But what about an actual barefaced denial of the truth? Thankfully, the last one happened as long ago as 2001, when, arriving at the awards ceremony for a literary prize, I bumped into a fellow judge, the novelist Paul Bailey, who instantly demanded: "Did you write that review of my book in yesterday's Private Eye?" What does a critic say in such circumstances, knowing that he has to spend the next three hours in the outraged author's company and that owning up would irretrievably sour the atmosphere? I'm afraid I offered some shifty evasion. If it's any consolation to Mr Bailey, I still suffer twinges of conscience about this lapse even now.

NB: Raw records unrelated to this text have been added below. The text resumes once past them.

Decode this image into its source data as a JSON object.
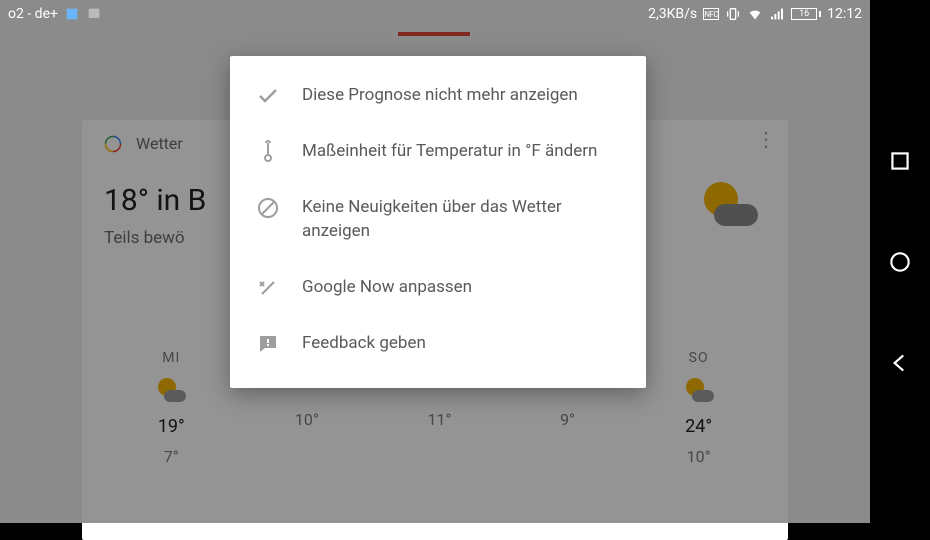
{
  "status": {
    "carrier": "o2 - de+",
    "speed": "2,3KB/s",
    "nfc": "NFC",
    "battery": "16",
    "time": "12:12"
  },
  "card": {
    "title": "Wetter",
    "temp_line": "18° in B",
    "desc": "Teils bewö"
  },
  "forecast": [
    {
      "day": "MI",
      "high": "19°",
      "low": "7°"
    },
    {
      "day": "",
      "high": "",
      "low": "10°"
    },
    {
      "day": "",
      "high": "",
      "low": "11°"
    },
    {
      "day": "",
      "high": "",
      "low": "9°"
    },
    {
      "day": "SO",
      "high": "24°",
      "low": "10°"
    }
  ],
  "menu": {
    "hide_forecast": "Diese Prognose nicht mehr anzeigen",
    "change_unit": "Maßeinheit für Temperatur in °F ändern",
    "no_news": "Keine Neuigkeiten über das Wetter anzeigen",
    "customize": "Google Now anpassen",
    "feedback": "Feedback geben"
  }
}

Going back to the economic prospects, I wasn't in the least surprised to find the incoming Secretary of State for Culture, Jeremy Hunt, declaring that wealthy donors would be needed to help plug gaps in arts funding. Announcing budget reductions as part of the wider public spending cuts, he called for a "cultural shift" towards private donations to arts bodies, while unveiling plans to boost philanthropic gestures through a shake-up of gift aid tax-relief. "I believe we can do much to strengthen philanthropy in the cultural sector," Mr Hunt went on. "I particularly want to help smaller organisations to help themselves."
The fact that one can dispassionately nod one's head at this, rather than retreating to the old high-minded belief that cuts in the arts budget are a kind of spiritual infanticide, is a mark of how profoundly attitudes to culture funding have altered in the last decade or two. The reason for this change of heart lies in an uncomfortable awareness that smaller arts organisations – local literary festivals, say – which lose their funding are far less likely to be mucked about by private patrons than by grant-dispensing bureaucrats. Significantly, the most effective cultural sponsor now at work in British publishing is not the Arts Council's literature department, but the philanthropist Sigrid Rausing. But then Ms Rausing has a great deal more money at her disposal.
As the football season ground temporarily to a halt, and the sports journalists continued to pick over the carcass of Portsmouth FC, I was heartened to read a statement attributed to their veteran goalkeeper David James, in which he suggested that "in all likelihood the squad next season will bear scant resemblance to the squad we have now". Many footballers, you imagine, would have contented themselves with a terse "Most of the lads will be off", but no, Mr James talks about "likelihoods" and "scant resemblances".
No doubt about it, after a shaky start – I remember seeing him sent off for kicking a Norwich player as long ago as 1993 – Mr James is turning into one of the modern game's great emissaries. No list of the books that Premier League players are reading ignores him. A couple of years ago he was the Portsmouth spokesman in a BBC Radio 4 documentary about the sport's new-found environmental awareness. As retirement beckons for him, we can only hope that the BBC will swiftly install him as a pundit on Match of the Day. Certainly, talk of "scant resemblances" would make a nice change from Alan Hansen shouting the word "unbelievable" at five-second intervals.Reuse content